An outline drawing of an older man holding a guitar.

Album cover of "The Original Talking Blues Man." Image from Wirz' American Music.

(1893-1968) Born in Oconee County, South Carolina, Christopher Allen Bouchillon was a country and blues musician who is often credited with originating the talking blues musical style. Coming from a musical family, Chris formed the Bouchillon Trio with his brothers, Charley and Uris. Chris played the mandolin and provided vocals, Charley played fiddle, and Uris played guitar. As a band, they recorded six sides; two of the sides were recorded under the name The Greenville Trio. Bouchillon developed his signature talking way of singing because he supposedly had a horrible singing voice. His recording director at the time recommended that he re-record a few songs by talking instead of singing, resulting in his hit song, "Talking Blues." He continued to perform his signature style of music until he retired from professional music during The Great Depression and opened up a dry cleaning shop in Greenville.
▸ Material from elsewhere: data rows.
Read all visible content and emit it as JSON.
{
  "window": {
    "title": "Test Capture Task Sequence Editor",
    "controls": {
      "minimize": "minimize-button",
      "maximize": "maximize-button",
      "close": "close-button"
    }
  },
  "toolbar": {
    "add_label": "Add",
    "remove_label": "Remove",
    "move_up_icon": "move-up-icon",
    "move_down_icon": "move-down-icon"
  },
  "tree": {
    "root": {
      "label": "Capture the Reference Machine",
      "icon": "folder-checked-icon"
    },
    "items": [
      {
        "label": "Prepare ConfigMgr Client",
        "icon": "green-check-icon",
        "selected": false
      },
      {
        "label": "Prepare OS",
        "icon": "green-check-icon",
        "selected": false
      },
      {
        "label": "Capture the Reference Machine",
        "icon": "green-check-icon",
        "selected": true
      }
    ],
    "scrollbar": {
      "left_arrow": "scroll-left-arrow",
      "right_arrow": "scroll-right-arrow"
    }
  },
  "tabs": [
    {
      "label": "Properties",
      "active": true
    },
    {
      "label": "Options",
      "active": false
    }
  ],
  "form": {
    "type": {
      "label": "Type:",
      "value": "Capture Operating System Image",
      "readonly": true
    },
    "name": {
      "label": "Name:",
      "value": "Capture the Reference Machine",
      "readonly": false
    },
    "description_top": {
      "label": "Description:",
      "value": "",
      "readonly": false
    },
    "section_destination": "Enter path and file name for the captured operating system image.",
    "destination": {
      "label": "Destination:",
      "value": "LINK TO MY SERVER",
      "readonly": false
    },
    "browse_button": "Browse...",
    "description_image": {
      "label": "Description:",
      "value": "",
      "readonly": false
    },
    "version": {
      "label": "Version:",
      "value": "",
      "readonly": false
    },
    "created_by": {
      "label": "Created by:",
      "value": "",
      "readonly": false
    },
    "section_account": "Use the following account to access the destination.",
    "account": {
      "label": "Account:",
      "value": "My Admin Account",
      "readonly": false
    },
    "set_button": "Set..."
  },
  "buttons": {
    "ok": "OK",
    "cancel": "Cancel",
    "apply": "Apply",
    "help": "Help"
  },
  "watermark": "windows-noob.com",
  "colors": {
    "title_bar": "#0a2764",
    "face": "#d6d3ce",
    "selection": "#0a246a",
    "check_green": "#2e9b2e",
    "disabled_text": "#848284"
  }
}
He eventually retired from his dry cleaning business and moved to Florida, where he died at a nursing home. He was 75 years old when he passed.

Bouchillon's musical legacy has influenced many musicians, including Woody Guthrie and Bob Dylan.